So how can this possibly be? Isn't gold the direct beneficiary of the currency debasement that results from global central banks aggressively printing money into circulation? And wouldn't periods of prudence by global central banks when they stop the printing presses take the wind out of the sails of the gold trade? The answer here is once again fairly straightforward. While currency debasement and protecting against the risk of future inflation is certainly an argument for purchasing gold, it is not the only reason. If it were, gold would have performed dramatically better since the beginning of 2013 when the Fed launched into their latest and arguably most aggressive stimulus program in QE3. Instead, it is also influenced by factors such as perceived general price stability (benefiting not only from the threat of inflation, but also deflation), the threat of geopolitical conflict, the strength of the U.S. dollar relative to global currencies (which helps explain in part why gold has performed so well since the early 2000s when the U.S. adopted a weak dollar policy) and the potential for financial market turmoil. Moreover, it is an asset class that is heavily subject to sentiment as well as management from a select group of major financial institutions that have a notably large influence on the overall gold market. Lastly, it is also worth noting that gold is an asset that is being widely used as collateral for loans in places like China, which introduces and entirely different element of risk into the equation.
With all of this in mind, the possibility exists that the positive effects on the gold market of any geopolitical and/or economic stability that might occur once the Fed ends its bond purchases may more than outweigh the negative effects on gold from no further currency debasement. Such is the consideration for the gold investor as QE3 draws to a close.
While QE3 is gradually winding down to its end in the coming months, it does not necessarily mean that the Treasury and gold market are going to suffer along with this loss of liquidity flow. History during the post crisis period has shown that these asset classes can thrive without the crutch of daily asset purchases from the Fed. And time will tell if they can repeat this performance the next time around.

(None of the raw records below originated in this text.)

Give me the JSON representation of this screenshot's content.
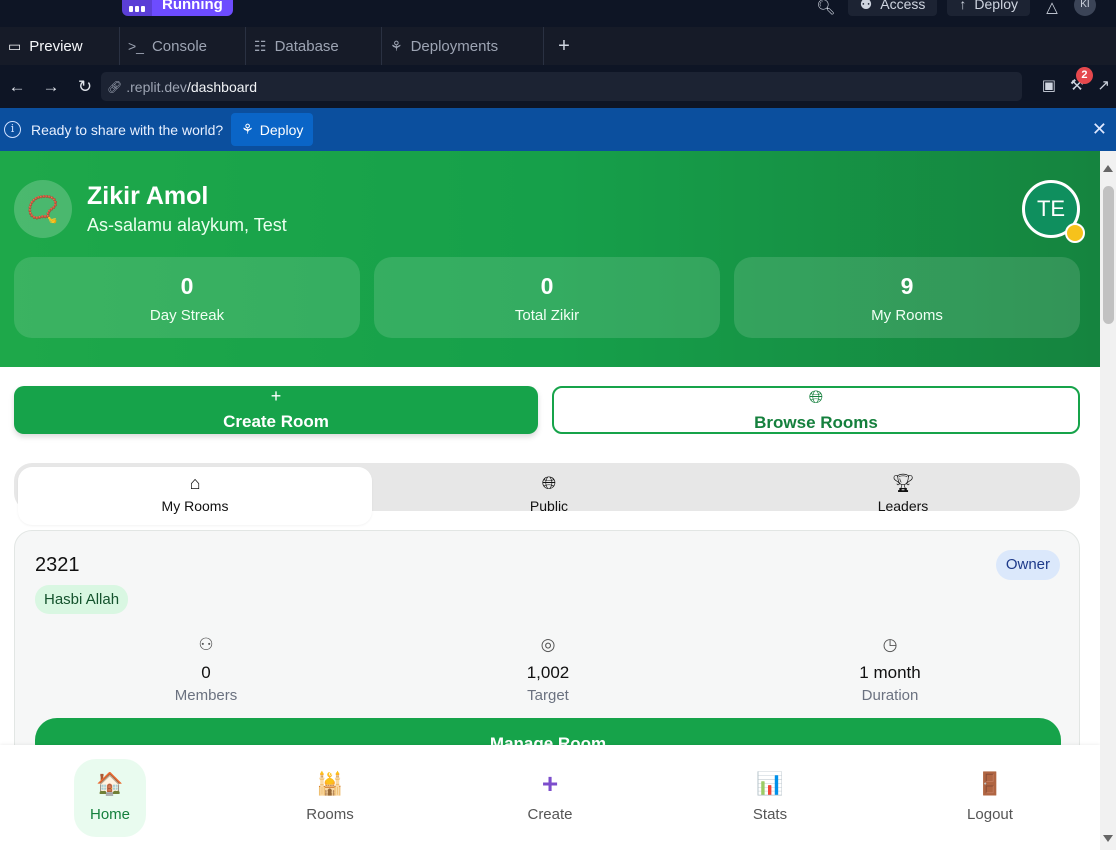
{
  "ide": {
    "run_status": "Running",
    "top_buttons": [
      {
        "icon": "user-icon",
        "label": "Access"
      },
      {
        "icon": "upload-icon",
        "label": "Deploy"
      }
    ],
    "avatar_initials": "KI",
    "tabs": [
      {
        "icon": "monitor-icon",
        "label": "Preview"
      },
      {
        "icon": "terminal-icon",
        "label": "Console"
      },
      {
        "icon": "database-icon",
        "label": "Database"
      },
      {
        "icon": "deploy-tree-icon",
        "label": "Deployments"
      }
    ],
    "url_prefix": ".replit.dev",
    "url_path": "/dashboard",
    "notification_count": "2",
    "banner_text": "Ready to share with the world?",
    "banner_button": "Deploy"
  },
  "app": {
    "title": "Zikir Amol",
    "greeting": "As-salamu alaykum, Test",
    "avatar_initials": "TE",
    "stats": [
      {
        "value": "0",
        "label": "Day Streak"
      },
      {
        "value": "0",
        "label": "Total Zikir"
      },
      {
        "value": "9",
        "label": "My Rooms"
      }
    ],
    "actions": {
      "create": "Create Room",
      "browse": "Browse Rooms"
    },
    "segments": [
      {
        "icon": "home-icon",
        "label": "My Rooms"
      },
      {
        "icon": "globe-icon",
        "label": "Public"
      },
      {
        "icon": "trophy-icon",
        "label": "Leaders"
      }
    ],
    "room": {
      "name": "2321",
      "role": "Owner",
      "tag": "Hasbi Allah",
      "metrics": [
        {
          "icon": "users-icon",
          "value": "0",
          "label": "Members"
        },
        {
          "icon": "target-icon",
          "value": "1,002",
          "label": "Target"
        },
        {
          "icon": "clock-icon",
          "value": "1 month",
          "label": "Duration"
        }
      ],
      "manage": "Manage Room"
    },
    "bottom_nav": [
      {
        "icon": "house-icon",
        "label": "Home"
      },
      {
        "icon": "mosque-icon",
        "label": "Rooms"
      },
      {
        "icon": "plus-icon",
        "label": "Create"
      },
      {
        "icon": "bar-chart-icon",
        "label": "Stats"
      },
      {
        "icon": "door-icon",
        "label": "Logout"
      }
    ]
  }
}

Disclosure: This article is for information purposes only. There are risks involved with investing including loss of principal. Gerring Capital Partners makes no explicit or implicit guarantee with respect to performance or the outcome of any investment or projections made. There is no guarantee that the goals of the strategies discussed by Gerring Capital Partners will be met. I am long TLT. I wrote this article myself, and it expresses my own opinions. I am not receiving compensation for it (other than from Seeking Alpha). I have no business relationship with any company whose stock is mentioned in this article. I am also long Treasuries via the IEF. I am long stocks via the SPLV and XLU as well as selected individual stocks. I also hold a meaningful allocation to cash at the present time.